• [EXERCISE REQUIREMENTS] For this exercise, restate every line below word for word and drop the images.

Top of DATA SHOWN

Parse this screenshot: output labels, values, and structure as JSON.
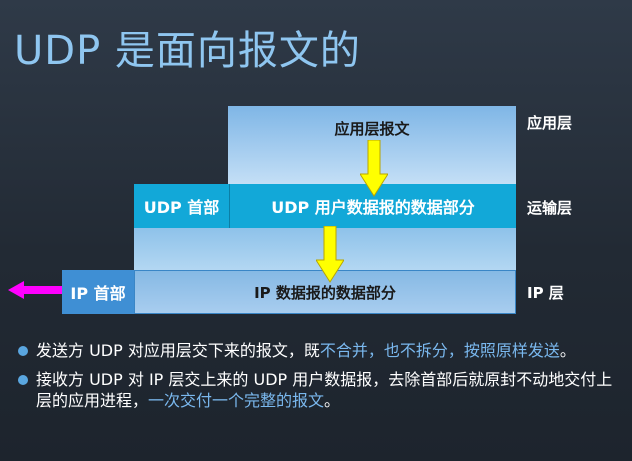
{
  "title": "UDP 是面向报文的",
  "diagram": {
    "app_message": "应用层报文",
    "udp_header": "UDP 首部",
    "udp_data": "UDP 用户数据报的数据部分",
    "ip_header": "IP 首部",
    "ip_data": "IP 数据报的数据部分",
    "layers": {
      "application": "应用层",
      "transport": "运输层",
      "ip": "IP 层"
    },
    "colors": {
      "down_arrow": "#ffff00",
      "left_arrow": "#ff00ff",
      "highlight_text": "#7ab8ee"
    }
  },
  "bullets": [
    {
      "text_before": "发送方 UDP 对应用层交下来的报文，既",
      "highlight": "不合并，也不拆分，按照原样发送",
      "text_after": "。"
    },
    {
      "text_before": "接收方 UDP 对 IP 层交上来的 UDP 用户数据报，去除首部后就原封不动地交付上层的应用进程，",
      "highlight": "一次交付一个完整的报文",
      "text_after": "。"
    }
  ]
}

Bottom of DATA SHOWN

• [REPLY TO THE EXERCISE]
Parse this screenshot: output labels, values, and structure as JSON.
{
  "title": "UDP 是面向报文的",
  "diagram": {
    "app_message": "应用层报文",
    "udp_header": "UDP 首部",
    "udp_data": "UDP 用户数据报的数据部分",
    "ip_header": "IP 首部",
    "ip_data": "IP 数据报的数据部分",
    "layers": {
      "application": "应用层",
      "transport": "运输层",
      "ip": "IP 层"
    },
    "colors": {
      "down_arrow": "#ffff00",
      "left_arrow": "#ff00ff",
      "highlight_text": "#7ab8ee"
    }
  },
  "bullets": [
    {
      "text_before": "发送方 UDP 对应用层交下来的报文，既",
      "highlight": "不合并，也不拆分，按照原样发送",
      "text_after": "。"
    },
    {
      "text_before": "接收方 UDP 对 IP 层交上来的 UDP 用户数据报，去除首部后就原封不动地交付上层的应用进程，",
      "highlight": "一次交付一个完整的报文",
      "text_after": "。"
    }
  ]
}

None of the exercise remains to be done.